[Items from an interface collection]
---------------

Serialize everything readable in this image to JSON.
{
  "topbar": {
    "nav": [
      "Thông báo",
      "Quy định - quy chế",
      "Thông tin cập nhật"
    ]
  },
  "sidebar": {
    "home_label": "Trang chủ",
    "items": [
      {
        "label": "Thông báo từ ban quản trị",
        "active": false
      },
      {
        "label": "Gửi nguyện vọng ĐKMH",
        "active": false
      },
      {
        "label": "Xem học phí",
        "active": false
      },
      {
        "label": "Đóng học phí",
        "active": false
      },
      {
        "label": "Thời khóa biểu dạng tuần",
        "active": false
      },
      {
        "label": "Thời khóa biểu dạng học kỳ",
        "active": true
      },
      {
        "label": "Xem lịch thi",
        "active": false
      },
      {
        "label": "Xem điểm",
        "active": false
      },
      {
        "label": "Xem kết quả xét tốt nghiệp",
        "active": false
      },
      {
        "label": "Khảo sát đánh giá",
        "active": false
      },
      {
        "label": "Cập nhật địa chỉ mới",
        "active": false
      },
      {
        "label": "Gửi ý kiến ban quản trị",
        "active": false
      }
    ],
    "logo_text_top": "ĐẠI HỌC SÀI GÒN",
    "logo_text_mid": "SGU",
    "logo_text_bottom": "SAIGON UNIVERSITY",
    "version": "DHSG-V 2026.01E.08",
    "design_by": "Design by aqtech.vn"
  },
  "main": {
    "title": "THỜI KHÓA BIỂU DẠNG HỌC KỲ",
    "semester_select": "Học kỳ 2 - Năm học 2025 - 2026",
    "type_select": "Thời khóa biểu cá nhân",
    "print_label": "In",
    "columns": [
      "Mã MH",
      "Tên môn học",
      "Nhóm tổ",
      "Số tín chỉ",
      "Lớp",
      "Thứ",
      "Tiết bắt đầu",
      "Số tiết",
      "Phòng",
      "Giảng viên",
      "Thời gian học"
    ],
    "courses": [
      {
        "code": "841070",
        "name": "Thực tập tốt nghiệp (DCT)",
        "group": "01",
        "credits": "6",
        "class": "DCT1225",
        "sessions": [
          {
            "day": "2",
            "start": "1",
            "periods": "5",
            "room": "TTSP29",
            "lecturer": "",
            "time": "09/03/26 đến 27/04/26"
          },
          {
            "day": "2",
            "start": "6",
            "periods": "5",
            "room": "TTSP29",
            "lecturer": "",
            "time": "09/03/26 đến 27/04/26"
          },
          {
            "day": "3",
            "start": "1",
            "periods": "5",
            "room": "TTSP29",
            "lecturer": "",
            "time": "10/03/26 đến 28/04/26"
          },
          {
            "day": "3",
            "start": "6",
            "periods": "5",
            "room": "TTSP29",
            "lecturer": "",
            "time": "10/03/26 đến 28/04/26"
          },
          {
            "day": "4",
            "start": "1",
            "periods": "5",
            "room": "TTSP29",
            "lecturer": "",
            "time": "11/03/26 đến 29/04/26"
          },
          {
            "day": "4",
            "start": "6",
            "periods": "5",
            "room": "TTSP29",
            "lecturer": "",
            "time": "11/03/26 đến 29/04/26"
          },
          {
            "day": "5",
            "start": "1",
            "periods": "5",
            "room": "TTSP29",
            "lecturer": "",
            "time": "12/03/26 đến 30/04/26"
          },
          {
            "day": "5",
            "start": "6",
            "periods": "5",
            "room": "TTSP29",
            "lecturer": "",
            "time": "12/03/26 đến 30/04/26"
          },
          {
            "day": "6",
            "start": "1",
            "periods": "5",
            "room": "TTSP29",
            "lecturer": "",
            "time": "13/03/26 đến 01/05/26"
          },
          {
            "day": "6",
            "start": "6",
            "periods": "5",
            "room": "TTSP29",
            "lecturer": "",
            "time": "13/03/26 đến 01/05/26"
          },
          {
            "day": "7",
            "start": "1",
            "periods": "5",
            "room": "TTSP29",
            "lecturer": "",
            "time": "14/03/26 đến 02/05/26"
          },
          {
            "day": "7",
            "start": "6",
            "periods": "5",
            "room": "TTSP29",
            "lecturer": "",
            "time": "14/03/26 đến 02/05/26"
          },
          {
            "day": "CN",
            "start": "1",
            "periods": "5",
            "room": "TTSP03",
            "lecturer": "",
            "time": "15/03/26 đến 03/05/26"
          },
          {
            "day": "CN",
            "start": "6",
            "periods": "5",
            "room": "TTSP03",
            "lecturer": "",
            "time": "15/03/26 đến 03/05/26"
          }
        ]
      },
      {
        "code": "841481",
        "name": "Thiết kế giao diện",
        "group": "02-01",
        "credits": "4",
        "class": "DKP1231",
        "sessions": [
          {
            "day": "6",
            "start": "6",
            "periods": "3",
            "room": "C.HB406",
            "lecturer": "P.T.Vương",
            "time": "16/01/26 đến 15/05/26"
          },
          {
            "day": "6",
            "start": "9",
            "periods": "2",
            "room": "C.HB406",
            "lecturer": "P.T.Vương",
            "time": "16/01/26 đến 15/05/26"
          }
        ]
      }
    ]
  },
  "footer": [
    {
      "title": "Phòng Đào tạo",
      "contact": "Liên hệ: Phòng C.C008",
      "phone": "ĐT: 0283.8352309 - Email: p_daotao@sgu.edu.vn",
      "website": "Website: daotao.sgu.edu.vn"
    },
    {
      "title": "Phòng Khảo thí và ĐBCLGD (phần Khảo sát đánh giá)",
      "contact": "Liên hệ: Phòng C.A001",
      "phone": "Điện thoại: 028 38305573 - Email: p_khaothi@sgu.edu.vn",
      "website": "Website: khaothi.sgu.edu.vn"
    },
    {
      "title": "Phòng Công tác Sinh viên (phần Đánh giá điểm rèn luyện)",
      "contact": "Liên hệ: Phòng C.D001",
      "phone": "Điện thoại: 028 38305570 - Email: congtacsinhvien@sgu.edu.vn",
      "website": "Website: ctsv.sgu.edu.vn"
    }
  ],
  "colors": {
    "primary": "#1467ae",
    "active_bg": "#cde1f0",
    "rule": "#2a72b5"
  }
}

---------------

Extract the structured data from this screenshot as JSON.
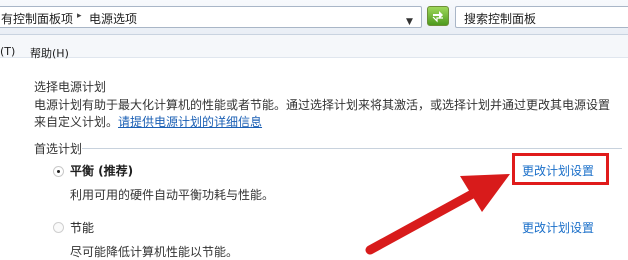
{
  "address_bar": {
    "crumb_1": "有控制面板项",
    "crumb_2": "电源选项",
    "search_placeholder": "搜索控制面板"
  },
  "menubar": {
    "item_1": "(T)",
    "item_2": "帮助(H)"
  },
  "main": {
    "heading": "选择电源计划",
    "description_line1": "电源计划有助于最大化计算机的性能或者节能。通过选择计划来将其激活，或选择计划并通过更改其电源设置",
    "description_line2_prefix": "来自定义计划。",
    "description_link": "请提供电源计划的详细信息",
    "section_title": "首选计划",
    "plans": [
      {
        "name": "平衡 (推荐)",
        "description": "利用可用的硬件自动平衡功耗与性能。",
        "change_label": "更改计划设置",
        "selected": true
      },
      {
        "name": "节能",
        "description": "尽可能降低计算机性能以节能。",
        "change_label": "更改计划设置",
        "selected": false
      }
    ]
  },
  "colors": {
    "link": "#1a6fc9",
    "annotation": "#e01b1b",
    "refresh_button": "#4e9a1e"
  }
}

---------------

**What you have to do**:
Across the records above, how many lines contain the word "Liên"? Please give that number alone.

**Result of the exercise**:
3